Because of the perspectives it collects, and the theoretical lens it seeks to inaugurate, Queer Game Studies is a volume I wish had existed when I started my dissertation. I eagerly anticipate the permutations of queer game studies this scholarship will afford. Queer Game Studies is invaluable as a launching point that inspires countless directions, and suggests a profound measure of queer game scholarship in progress, particularly for topics like the materiality of gaming hardware. It already appears to have a fairly dedicated readership. At this summer’s Canadian Games Studies Association Conference, held at Congress of the Humanities & Social Sciences in Toronto, Ontario, the distinctive turquoise cover was a common sight, with various attendees taking the book from panel to panel. It is also a valuable reference point for anyone interested in exploring visual culture, game communities and non-normative gameplay, with comprehensive sources in each essay. It makes for a delicious pairing with Matthew Wysocki and Evan Lauteria’s Rated M for Mature anthology. Similarly, Shaw’s Gaming at the Edge offers an important contribution to considerations of LGBTQ representation in games. Bonnie Ruberg’s dissertation about virtual pain and embodiment in media will hopefully be appearing in print soon, while her website offers a comprehensive list of previous scholarship on LGBTQ content in games. If nothing else, the list should be required reading for any games studies program. Alongside Katie Whitlock, Gerald Voorhees and Joshua Call’s continuing series of games scholarship, Approaches to Digital Game Studies, this newly emerging corpus points to a promising cultural maturation of the interdisciplinary field of game studies.

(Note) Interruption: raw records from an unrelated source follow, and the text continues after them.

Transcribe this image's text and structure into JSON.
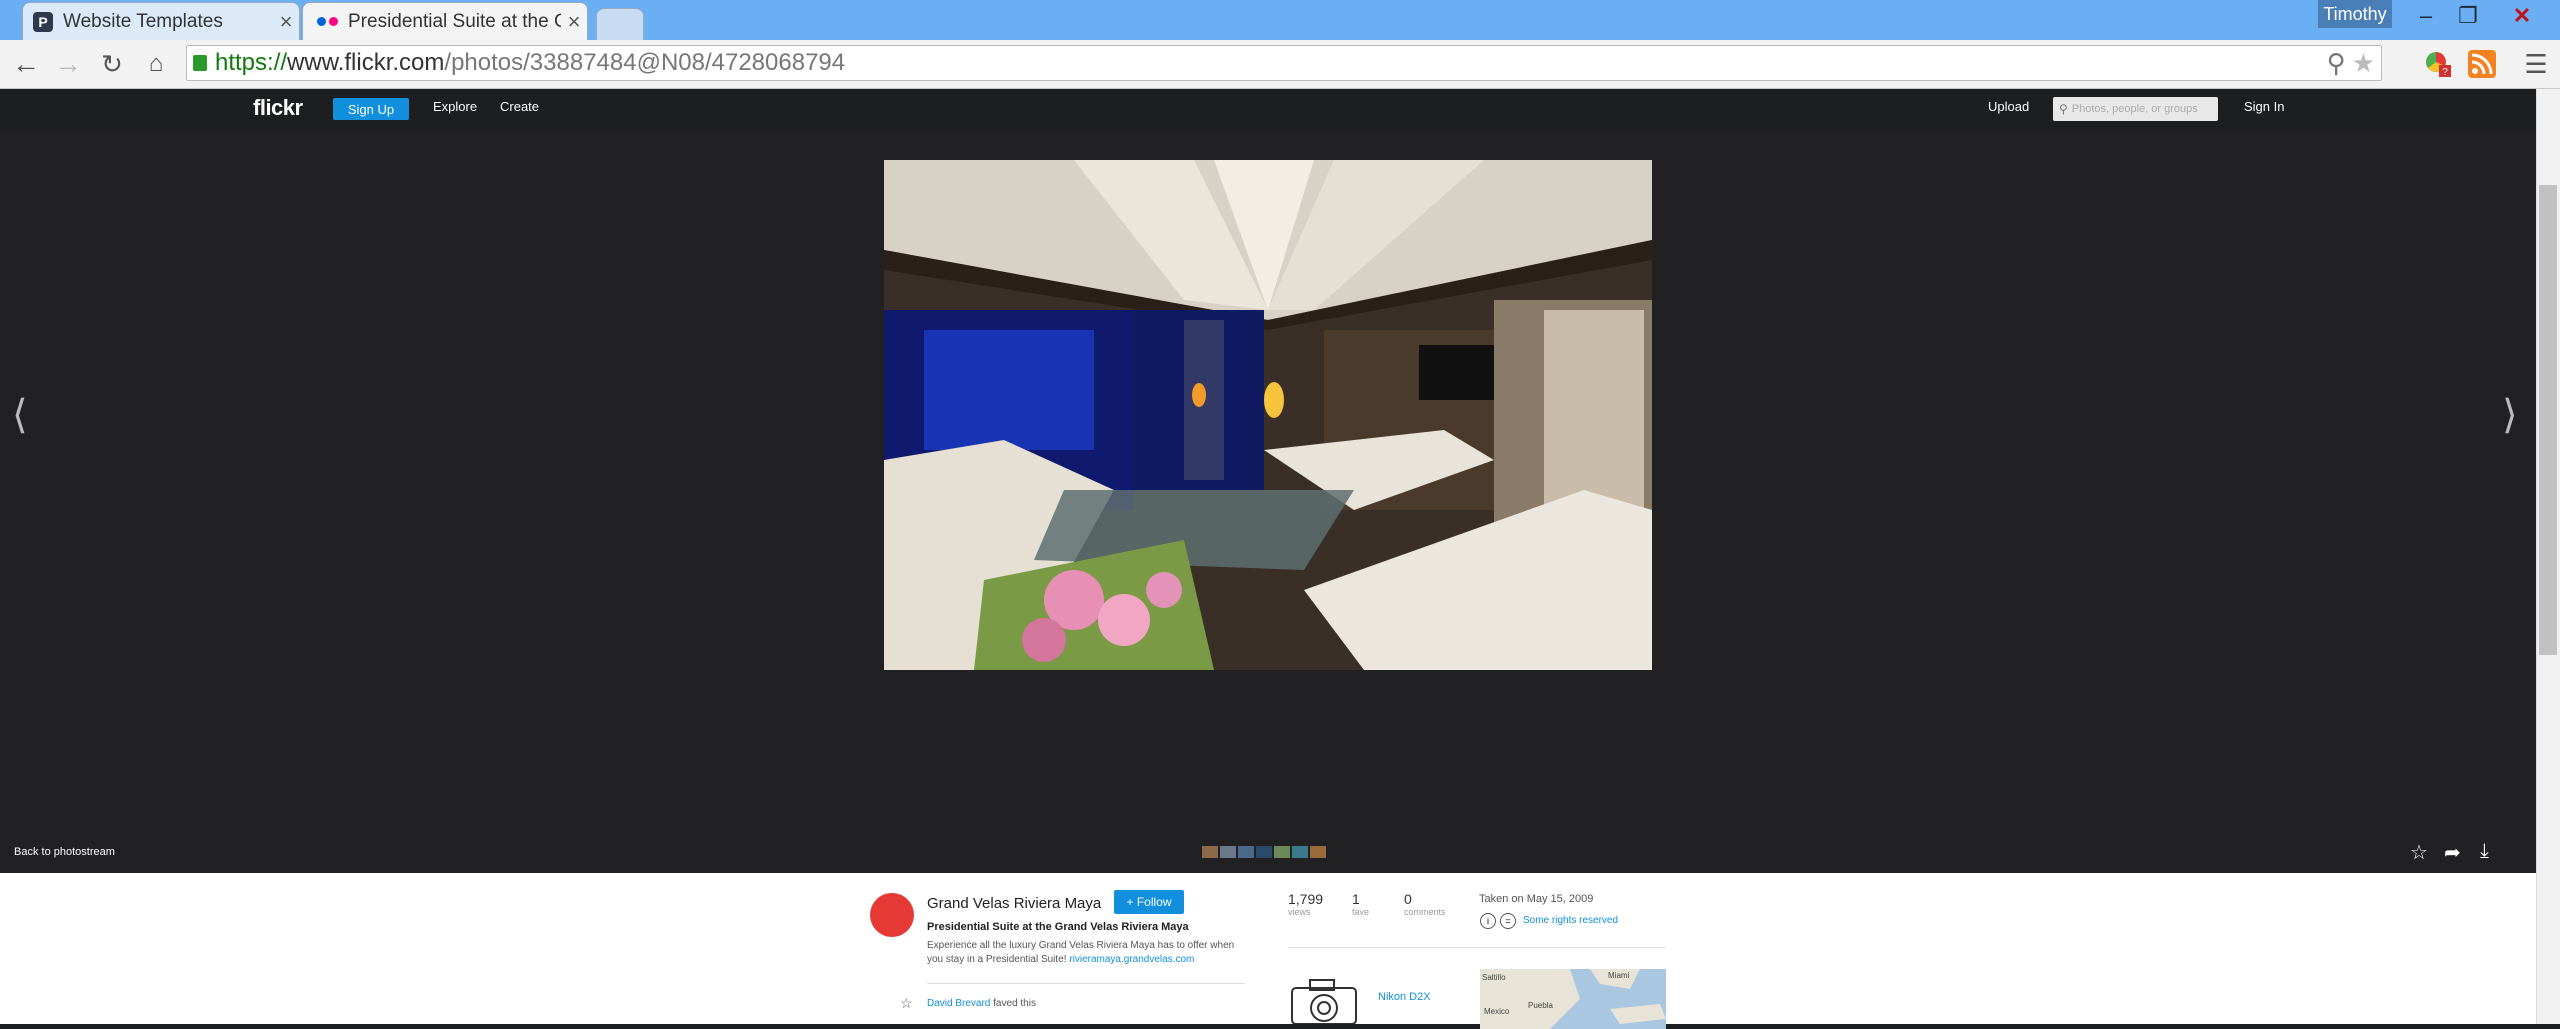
{
  "browser": {
    "tabs": [
      {
        "label": "Website Templates",
        "close": "×"
      },
      {
        "label": "Presidential Suite at the G",
        "close": "×"
      }
    ],
    "user": "Timothy",
    "url": {
      "scheme": "https://",
      "host": "www.flickr.com",
      "path": "/photos/33887484@N08/4728068794"
    }
  },
  "header": {
    "logo": "flickr",
    "signup": "Sign Up",
    "explore": "Explore",
    "create": "Create",
    "upload": "Upload",
    "search_placeholder": "Photos, people, or groups",
    "signin": "Sign In"
  },
  "viewer": {
    "back_link": "Back to photostream"
  },
  "owner": {
    "name": "Grand Velas Riviera Maya",
    "follow": "+ Follow",
    "title": "Presidential Suite at the Grand Velas Riviera Maya",
    "description": "Experience all the luxury Grand Velas Riviera Maya has to offer when you stay in a Presidential Suite!",
    "link": "rivieramaya.grandvelas.com",
    "fave_user": "David Brevard",
    "fave_text": "faved this"
  },
  "stats": {
    "views_count": "1,799",
    "views_label": "views",
    "faves_count": "1",
    "faves_label": "fave",
    "comments_count": "0",
    "comments_label": "comments",
    "taken": "Taken on May 15, 2009",
    "license": "Some rights reserved",
    "camera": "Nikon D2X"
  },
  "map": {
    "labels": [
      "Saltillo",
      "Miami",
      "Mexico",
      "Puebla"
    ]
  }
}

Works Cited

Digital Pedagogy in the Humanities | MLA Commons. https://digitalpedagogy.mla.hcommons.org/.

Ruberg, Bonnie, and Adrienne Shaw. Queer Game Studies. University of Minnesota Press, 2017.

Shaw, Adrienne. Gaming at the Edge: Sexuality and Gender at the Margins of Gamer Culture. Univ Of Minnesota Press, 2015.

Wolf, Mark J. P., and Bernard Perron. The Routledge Companion to Video Game Studies. Routledge, 2014.

Wysocki, Matthew, and Evan W. Lauteria. Rated M for Mature: Sex and Sexuality in Video Games. Bloomsbury Publishing USA, 2015.